* _Instructions for the task_
Lines containing the word "icon" are the ones to copy from the records below.

[Interface dataset entries]
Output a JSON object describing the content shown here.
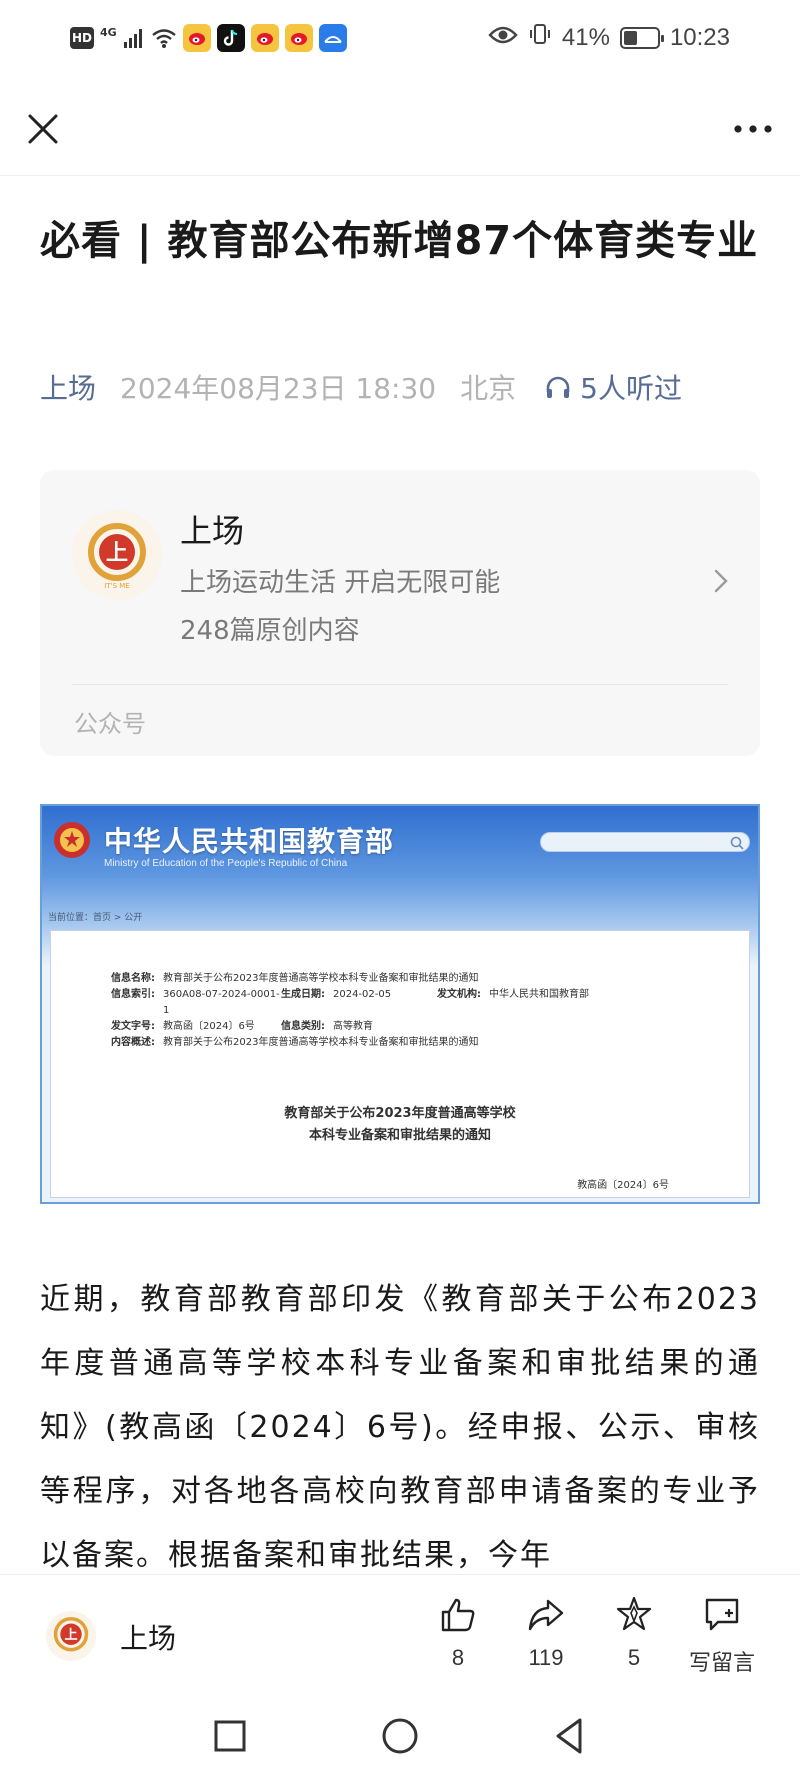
{
  "status_bar": {
    "hd": "HD",
    "network": "4G",
    "battery": "41%",
    "battery_level": 0.41,
    "time": "10:23"
  },
  "nav": {
    "close_icon": "close-icon",
    "more_icon": "more-icon"
  },
  "article": {
    "title": "必看 | 教育部公布新增87个体育类专业",
    "account": "上场",
    "date": "2024年08月23日 18:30",
    "location": "北京",
    "listened": "5人听过"
  },
  "account_card": {
    "name": "上场",
    "description": "上场运动生活 开启无限可能",
    "count": "248篇原创内容",
    "type": "公众号",
    "logo_text": "上",
    "logo_caption": "IT'S ME"
  },
  "doc_image": {
    "site_title": "中华人民共和国教育部",
    "site_subtitle": "Ministry of Education of the People's Republic of China",
    "breadcrumb": "当前位置：首页 > 公开",
    "info": {
      "name_label": "信息名称:",
      "name_value": "教育部关于公布2023年度普通高等学校本科专业备案和审批结果的通知",
      "index_label": "信息索引:",
      "index_value": "360A08-07-2024-0001-1",
      "date_label": "生成日期:",
      "date_value": "2024-02-05",
      "org_label": "发文机构:",
      "org_value": "中华人民共和国教育部",
      "doc_no_label": "发文字号:",
      "doc_no_value": "教高函〔2024〕6号",
      "category_label": "信息类别:",
      "category_value": "高等教育",
      "summary_label": "内容概述:",
      "summary_value": "教育部关于公布2023年度普通高等学校本科专业备案和审批结果的通知"
    },
    "heading_line1": "教育部关于公布2023年度普通高等学校",
    "heading_line2": "本科专业备案和审批结果的通知",
    "doc_number": "教高函〔2024〕6号"
  },
  "body": {
    "paragraph": "近期，教育部教育部印发《教育部关于公布2023年度普通高等学校本科专业备案和审批结果的通知》(教高函〔2024〕6号)。经申报、公示、审核等程序，对各地各高校向教育部申请备案的专业予以备案。根据备案和审批结果，今年"
  },
  "action_bar": {
    "account_name": "上场",
    "like_count": "8",
    "share_count": "119",
    "star_count": "5",
    "comment_label": "写留言"
  }
}
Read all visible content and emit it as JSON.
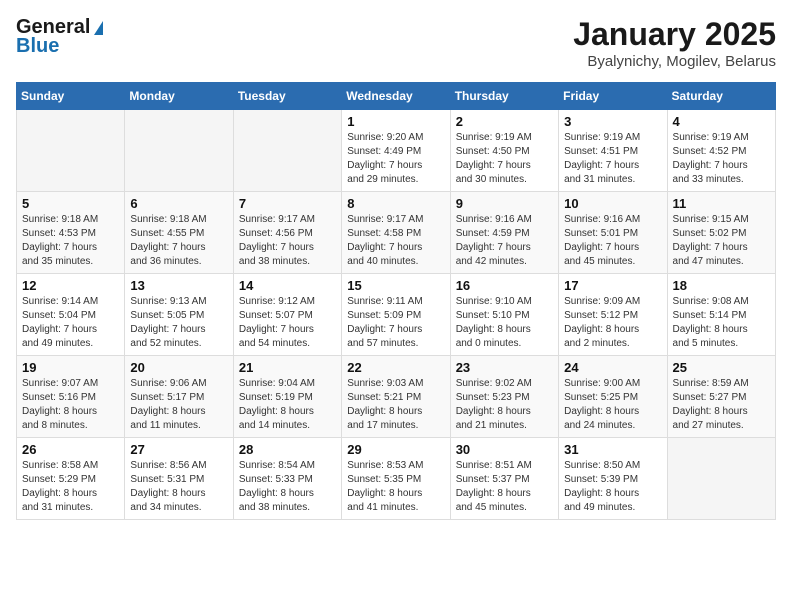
{
  "header": {
    "logo_general": "General",
    "logo_blue": "Blue",
    "month": "January 2025",
    "location": "Byalynichy, Mogilev, Belarus"
  },
  "weekdays": [
    "Sunday",
    "Monday",
    "Tuesday",
    "Wednesday",
    "Thursday",
    "Friday",
    "Saturday"
  ],
  "weeks": [
    [
      {
        "day": "",
        "info": ""
      },
      {
        "day": "",
        "info": ""
      },
      {
        "day": "",
        "info": ""
      },
      {
        "day": "1",
        "info": "Sunrise: 9:20 AM\nSunset: 4:49 PM\nDaylight: 7 hours\nand 29 minutes."
      },
      {
        "day": "2",
        "info": "Sunrise: 9:19 AM\nSunset: 4:50 PM\nDaylight: 7 hours\nand 30 minutes."
      },
      {
        "day": "3",
        "info": "Sunrise: 9:19 AM\nSunset: 4:51 PM\nDaylight: 7 hours\nand 31 minutes."
      },
      {
        "day": "4",
        "info": "Sunrise: 9:19 AM\nSunset: 4:52 PM\nDaylight: 7 hours\nand 33 minutes."
      }
    ],
    [
      {
        "day": "5",
        "info": "Sunrise: 9:18 AM\nSunset: 4:53 PM\nDaylight: 7 hours\nand 35 minutes."
      },
      {
        "day": "6",
        "info": "Sunrise: 9:18 AM\nSunset: 4:55 PM\nDaylight: 7 hours\nand 36 minutes."
      },
      {
        "day": "7",
        "info": "Sunrise: 9:17 AM\nSunset: 4:56 PM\nDaylight: 7 hours\nand 38 minutes."
      },
      {
        "day": "8",
        "info": "Sunrise: 9:17 AM\nSunset: 4:58 PM\nDaylight: 7 hours\nand 40 minutes."
      },
      {
        "day": "9",
        "info": "Sunrise: 9:16 AM\nSunset: 4:59 PM\nDaylight: 7 hours\nand 42 minutes."
      },
      {
        "day": "10",
        "info": "Sunrise: 9:16 AM\nSunset: 5:01 PM\nDaylight: 7 hours\nand 45 minutes."
      },
      {
        "day": "11",
        "info": "Sunrise: 9:15 AM\nSunset: 5:02 PM\nDaylight: 7 hours\nand 47 minutes."
      }
    ],
    [
      {
        "day": "12",
        "info": "Sunrise: 9:14 AM\nSunset: 5:04 PM\nDaylight: 7 hours\nand 49 minutes."
      },
      {
        "day": "13",
        "info": "Sunrise: 9:13 AM\nSunset: 5:05 PM\nDaylight: 7 hours\nand 52 minutes."
      },
      {
        "day": "14",
        "info": "Sunrise: 9:12 AM\nSunset: 5:07 PM\nDaylight: 7 hours\nand 54 minutes."
      },
      {
        "day": "15",
        "info": "Sunrise: 9:11 AM\nSunset: 5:09 PM\nDaylight: 7 hours\nand 57 minutes."
      },
      {
        "day": "16",
        "info": "Sunrise: 9:10 AM\nSunset: 5:10 PM\nDaylight: 8 hours\nand 0 minutes."
      },
      {
        "day": "17",
        "info": "Sunrise: 9:09 AM\nSunset: 5:12 PM\nDaylight: 8 hours\nand 2 minutes."
      },
      {
        "day": "18",
        "info": "Sunrise: 9:08 AM\nSunset: 5:14 PM\nDaylight: 8 hours\nand 5 minutes."
      }
    ],
    [
      {
        "day": "19",
        "info": "Sunrise: 9:07 AM\nSunset: 5:16 PM\nDaylight: 8 hours\nand 8 minutes."
      },
      {
        "day": "20",
        "info": "Sunrise: 9:06 AM\nSunset: 5:17 PM\nDaylight: 8 hours\nand 11 minutes."
      },
      {
        "day": "21",
        "info": "Sunrise: 9:04 AM\nSunset: 5:19 PM\nDaylight: 8 hours\nand 14 minutes."
      },
      {
        "day": "22",
        "info": "Sunrise: 9:03 AM\nSunset: 5:21 PM\nDaylight: 8 hours\nand 17 minutes."
      },
      {
        "day": "23",
        "info": "Sunrise: 9:02 AM\nSunset: 5:23 PM\nDaylight: 8 hours\nand 21 minutes."
      },
      {
        "day": "24",
        "info": "Sunrise: 9:00 AM\nSunset: 5:25 PM\nDaylight: 8 hours\nand 24 minutes."
      },
      {
        "day": "25",
        "info": "Sunrise: 8:59 AM\nSunset: 5:27 PM\nDaylight: 8 hours\nand 27 minutes."
      }
    ],
    [
      {
        "day": "26",
        "info": "Sunrise: 8:58 AM\nSunset: 5:29 PM\nDaylight: 8 hours\nand 31 minutes."
      },
      {
        "day": "27",
        "info": "Sunrise: 8:56 AM\nSunset: 5:31 PM\nDaylight: 8 hours\nand 34 minutes."
      },
      {
        "day": "28",
        "info": "Sunrise: 8:54 AM\nSunset: 5:33 PM\nDaylight: 8 hours\nand 38 minutes."
      },
      {
        "day": "29",
        "info": "Sunrise: 8:53 AM\nSunset: 5:35 PM\nDaylight: 8 hours\nand 41 minutes."
      },
      {
        "day": "30",
        "info": "Sunrise: 8:51 AM\nSunset: 5:37 PM\nDaylight: 8 hours\nand 45 minutes."
      },
      {
        "day": "31",
        "info": "Sunrise: 8:50 AM\nSunset: 5:39 PM\nDaylight: 8 hours\nand 49 minutes."
      },
      {
        "day": "",
        "info": ""
      }
    ]
  ]
}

* _Response_
    "close_icon": "close-icon",
    "more_icon": "more-icon"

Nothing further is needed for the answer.